**TASK:** Find the string "주장이나" in the records and copy each line where it occurs.
--- EXTRACTED INFORMATION ---
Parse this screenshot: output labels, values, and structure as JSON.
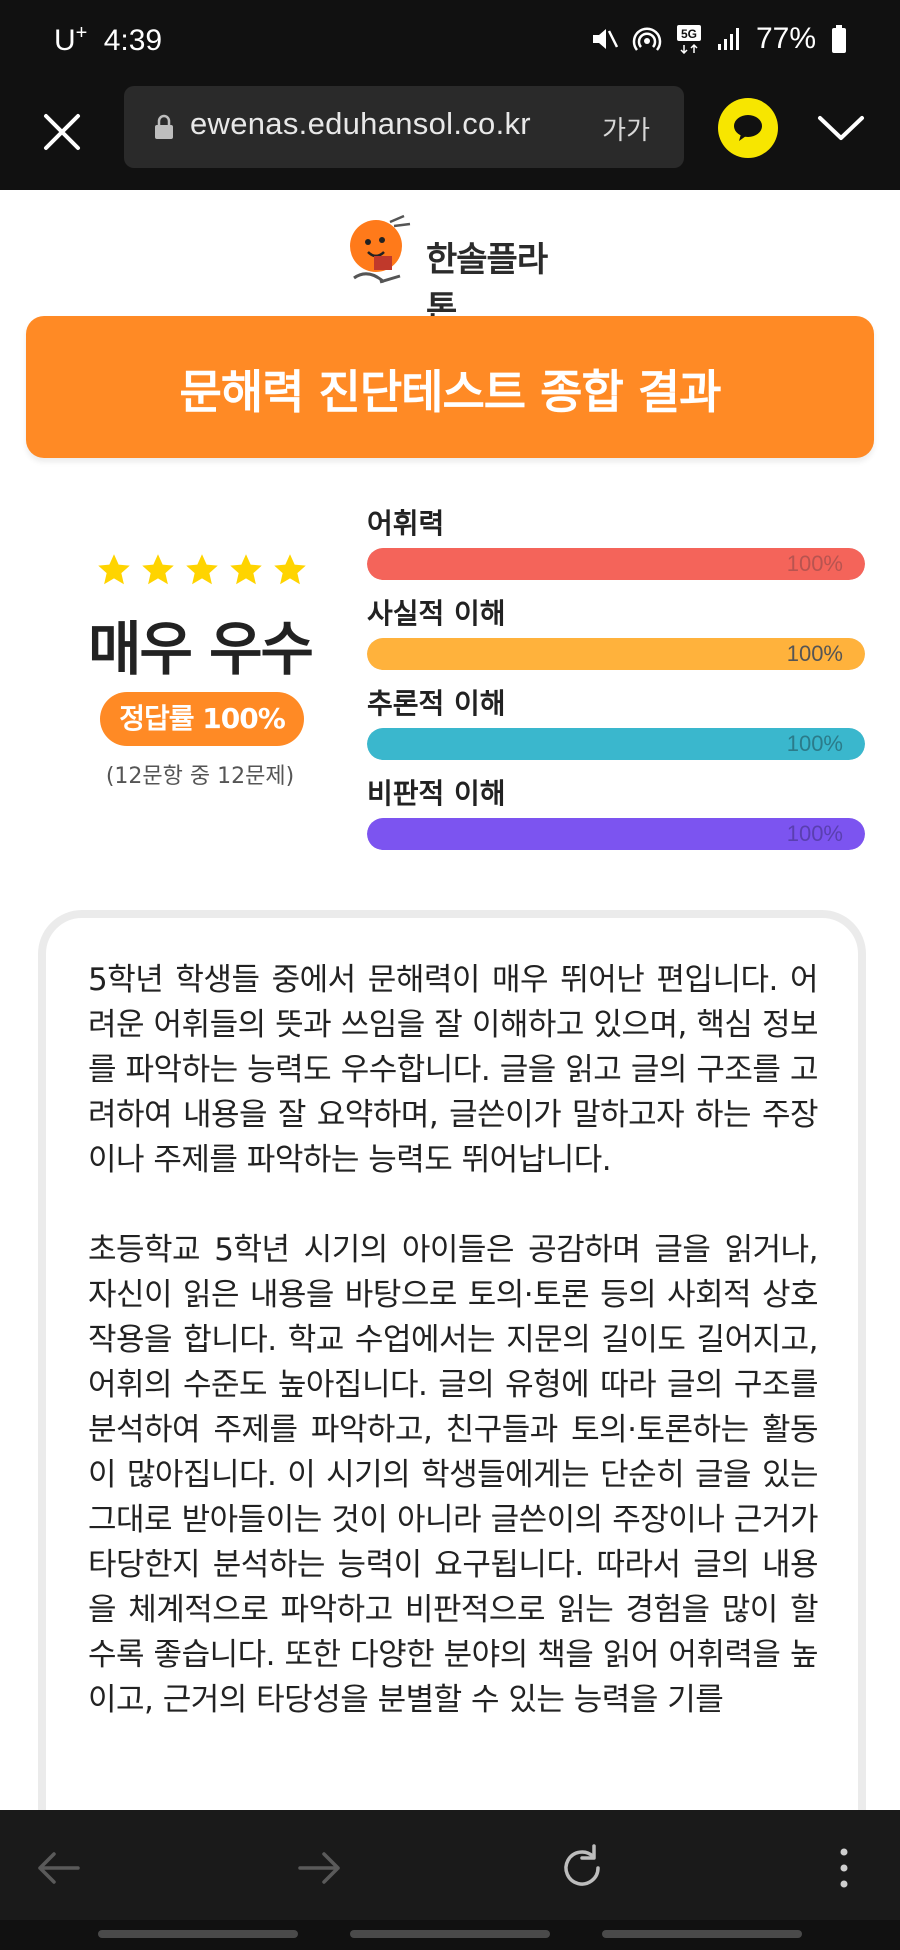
{
  "status_bar": {
    "carrier": "U",
    "carrier_sup": "+",
    "time": "4:39",
    "battery": "77%"
  },
  "browser": {
    "url": "ewenas.eduhansol.co.kr",
    "font_size_label": "가가"
  },
  "page": {
    "logo_text": "한솔플라톤",
    "title": "문해력 진단테스트 종합 결과",
    "summary": {
      "stars": 5,
      "grade": "매우 우수",
      "rate_label": "정답률 100%",
      "count_text": "(12문항 중 12문제)"
    },
    "skills": [
      {
        "label": "어휘력",
        "value": 100,
        "value_label": "100%",
        "color": "#f4645a",
        "text_color": "#b85450"
      },
      {
        "label": "사실적 이해",
        "value": 100,
        "value_label": "100%",
        "color": "#ffb23c",
        "text_color": "#555555"
      },
      {
        "label": "추론적 이해",
        "value": 100,
        "value_label": "100%",
        "color": "#3ab7cd",
        "text_color": "#2b7b8a"
      },
      {
        "label": "비판적 이해",
        "value": 100,
        "value_label": "100%",
        "color": "#7c54f0",
        "text_color": "#5a3fb0"
      }
    ],
    "description": [
      "5학년 학생들 중에서 문해력이 매우 뛰어난 편입니다. 어려운 어휘들의 뜻과 쓰임을 잘 이해하고 있으며, 핵심 정보를 파악하는 능력도 우수합니다. 글을 읽고 글의 구조를 고려하여 내용을 잘 요약하며, 글쓴이가 말하고자 하는 주장이나 주제를 파악하는 능력도 뛰어납니다.",
      "초등학교 5학년 시기의 아이들은 공감하며 글을 읽거나, 자신이 읽은 내용을 바탕으로 토의·토론 등의 사회적 상호작용을 합니다. 학교 수업에서는 지문의 길이도 길어지고, 어휘의 수준도 높아집니다. 글의 유형에 따라 글의 구조를 분석하여 주제를 파악하고, 친구들과 토의·토론하는 활동이 많아집니다. 이 시기의 학생들에게는 단순히 글을 있는 그대로 받아들이는 것이 아니라 글쓴이의 주장이나 근거가 타당한지 분석하는 능력이 요구됩니다. 따라서 글의 내용을 체계적으로 파악하고 비판적으로 읽는 경험을 많이 할수록 좋습니다. 또한 다양한 분야의 책을 읽어 어휘력을 높이고, 근거의 타당성을 분별할 수 있는 능력을 기를"
    ]
  },
  "colors": {
    "accent": "#ff8a25",
    "star": "#ffd400"
  }
}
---
**RESULT FOR THIS EXERCISE:**
      "5학년 학생들 중에서 문해력이 매우 뛰어난 편입니다. 어려운 어휘들의 뜻과 쓰임을 잘 이해하고 있으며, 핵심 정보를 파악하는 능력도 우수합니다. 글을 읽고 글의 구조를 고려하여 내용을 잘 요약하며, 글쓴이가 말하고자 하는 주장이나 주제를 파악하는 능력도 뛰어납니다.",
      "초등학교 5학년 시기의 아이들은 공감하며 글을 읽거나, 자신이 읽은 내용을 바탕으로 토의·토론 등의 사회적 상호작용을 합니다. 학교 수업에서는 지문의 길이도 길어지고, 어휘의 수준도 높아집니다. 글의 유형에 따라 글의 구조를 분석하여 주제를 파악하고, 친구들과 토의·토론하는 활동이 많아집니다. 이 시기의 학생들에게는 단순히 글을 있는 그대로 받아들이는 것이 아니라 글쓴이의 주장이나 근거가 타당한지 분석하는 능력이 요구됩니다. 따라서 글의 내용을 체계적으로 파악하고 비판적으로 읽는 경험을 많이 할수록 좋습니다. 또한 다양한 분야의 책을 읽어 어휘력을 높이고, 근거의 타당성을 분별할 수 있는 능력을 기를"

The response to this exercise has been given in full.